→ **Exercise instructions**:
Word for word, write out all the entries below, omitting every picture.

┌─ The data

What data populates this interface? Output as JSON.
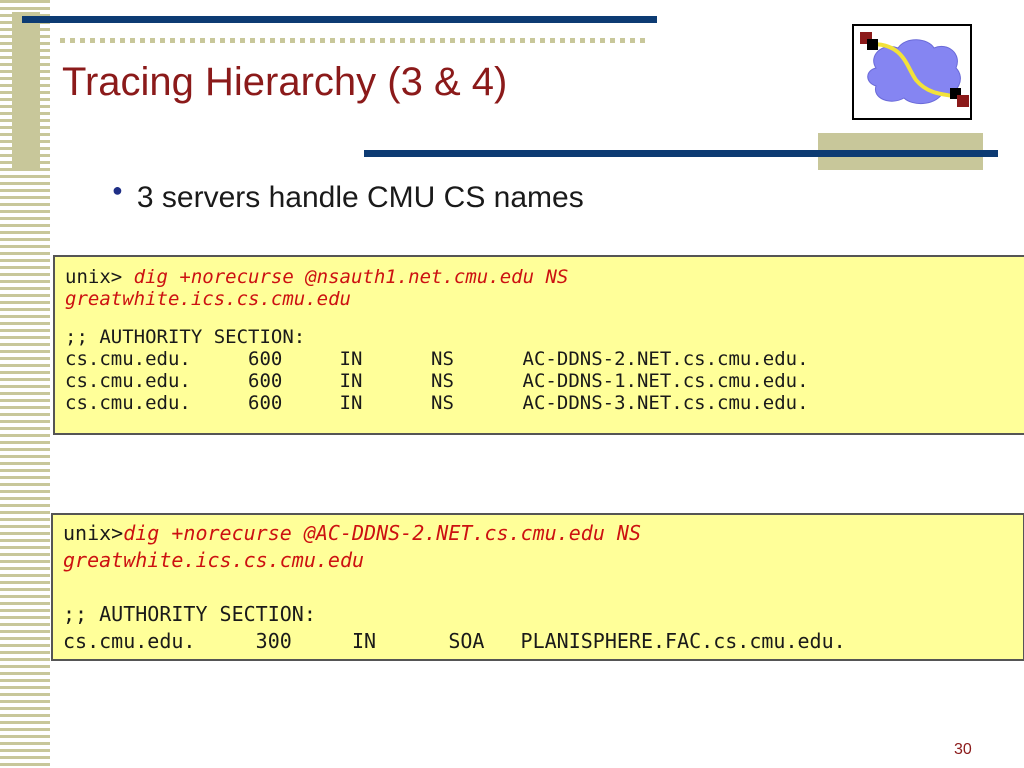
{
  "slide": {
    "title": "Tracing Hierarchy (3 & 4)",
    "bullet": "3 servers handle CMU CS names",
    "page_number": "30"
  },
  "box1": {
    "prompt": "unix> ",
    "command_line1": "dig +norecurse @nsauth1.net.cmu.edu NS",
    "command_line2": "greatwhite.ics.cs.cmu.edu",
    "section_header": ";; AUTHORITY SECTION:",
    "records": [
      "cs.cmu.edu.     600     IN      NS      AC-DDNS-2.NET.cs.cmu.edu.",
      "cs.cmu.edu.     600     IN      NS      AC-DDNS-1.NET.cs.cmu.edu.",
      "cs.cmu.edu.     600     IN      NS      AC-DDNS-3.NET.cs.cmu.edu."
    ]
  },
  "box2": {
    "prompt": "unix>",
    "command_line1": "dig +norecurse @AC-DDNS-2.NET.cs.cmu.edu NS",
    "command_line2": "greatwhite.ics.cs.cmu.edu",
    "section_header": ";; AUTHORITY SECTION:",
    "records": [
      "cs.cmu.edu.     300     IN      SOA   PLANISPHERE.FAC.cs.cmu.edu."
    ]
  },
  "colors": {
    "title": "#8b1a1a",
    "rule": "#0d3b73",
    "accent": "#c8c79a",
    "code_bg": "#ffff99",
    "command": "#cc1111"
  },
  "icons": {
    "logo": "network-cloud-logo-icon",
    "bullet": "bullet-dot-icon"
  }
}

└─

→ **Solved problem**:
What data populates this interface? Output as JSON.
{
  "slide": {
    "title": "Tracing Hierarchy (3 & 4)",
    "bullet": "3 servers handle CMU CS names",
    "page_number": "30"
  },
  "box1": {
    "prompt": "unix> ",
    "command_line1": "dig +norecurse @nsauth1.net.cmu.edu NS",
    "command_line2": "greatwhite.ics.cs.cmu.edu",
    "section_header": ";; AUTHORITY SECTION:",
    "records": [
      "cs.cmu.edu.     600     IN      NS      AC-DDNS-2.NET.cs.cmu.edu.",
      "cs.cmu.edu.     600     IN      NS      AC-DDNS-1.NET.cs.cmu.edu.",
      "cs.cmu.edu.     600     IN      NS      AC-DDNS-3.NET.cs.cmu.edu."
    ]
  },
  "box2": {
    "prompt": "unix>",
    "command_line1": "dig +norecurse @AC-DDNS-2.NET.cs.cmu.edu NS",
    "command_line2": "greatwhite.ics.cs.cmu.edu",
    "section_header": ";; AUTHORITY SECTION:",
    "records": [
      "cs.cmu.edu.     300     IN      SOA   PLANISPHERE.FAC.cs.cmu.edu."
    ]
  },
  "colors": {
    "title": "#8b1a1a",
    "rule": "#0d3b73",
    "accent": "#c8c79a",
    "code_bg": "#ffff99",
    "command": "#cc1111"
  },
  "icons": {
    "logo": "network-cloud-logo-icon",
    "bullet": "bullet-dot-icon"
  }
}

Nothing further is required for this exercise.